> [MATERIAL PROVIDED]:
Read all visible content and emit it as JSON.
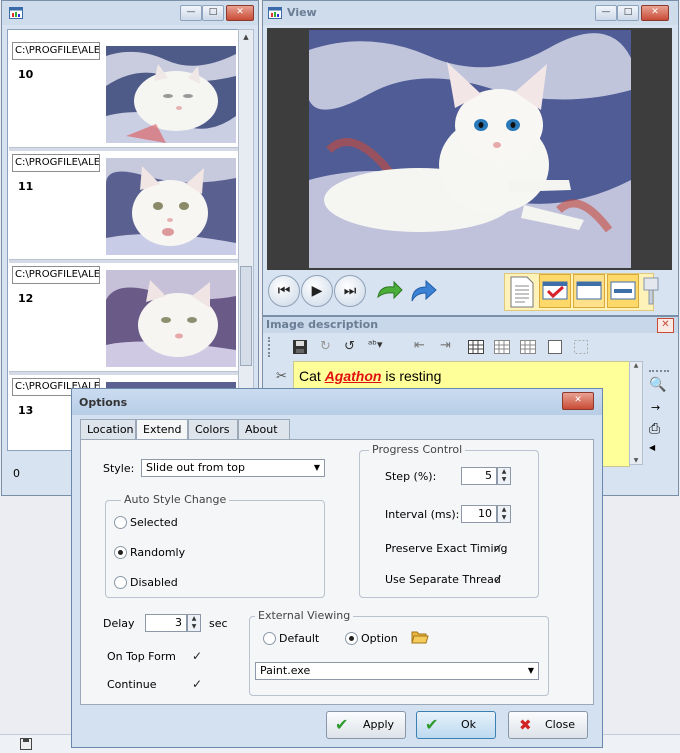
{
  "left_window": {
    "items": [
      {
        "path": "C:\\PROGFILE\\ALE",
        "number": "10"
      },
      {
        "path": "C:\\PROGFILE\\ALE",
        "number": "11"
      },
      {
        "path": "C:\\PROGFILE\\ALE",
        "number": "12"
      },
      {
        "path": "C:\\PROGFILE\\ALE",
        "number": "13"
      }
    ],
    "status": "0"
  },
  "view_window": {
    "title": "View"
  },
  "image_description": {
    "title": "Image description",
    "text_pre": "Cat ",
    "text_name": "Agathon",
    "text_post": " is resting"
  },
  "options_dialog": {
    "title": "Options",
    "tabs": [
      "Location",
      "Extend",
      "Colors",
      "About"
    ],
    "active_tab": "Extend",
    "style_label": "Style:",
    "style_value": "Slide out from top",
    "auto_style_group": "Auto Style Change",
    "auto_style_options": [
      "Selected",
      "Randomly",
      "Disabled"
    ],
    "auto_style_selected": "Randomly",
    "progress_group": "Progress Control",
    "step_label": "Step (%):",
    "step_value": "5",
    "interval_label": "Interval (ms):",
    "interval_value": "10",
    "preserve_label": "Preserve Exact Timing",
    "preserve_checked": true,
    "separate_label": "Use Separate Thread",
    "separate_checked": true,
    "delay_label": "Delay",
    "delay_value": "3",
    "delay_unit": "sec",
    "ontop_label": "On Top Form",
    "ontop_checked": true,
    "continue_label": "Continue",
    "continue_checked": true,
    "external_group": "External Viewing",
    "external_options": [
      "Default",
      "Option"
    ],
    "external_selected": "Option",
    "external_program": "Paint.exe",
    "buttons": {
      "apply": "Apply",
      "ok": "Ok",
      "close": "Close"
    }
  },
  "colors": {
    "accent_blue": "#3c6fa8",
    "highlight_yellow": "#ffff99",
    "name_red": "#e01010",
    "close_red": "#c84b36"
  }
}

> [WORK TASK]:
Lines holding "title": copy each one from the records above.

> [FINISHED TASK]:
    "title": "View"
    "title": "Image description",
    "title": "Options",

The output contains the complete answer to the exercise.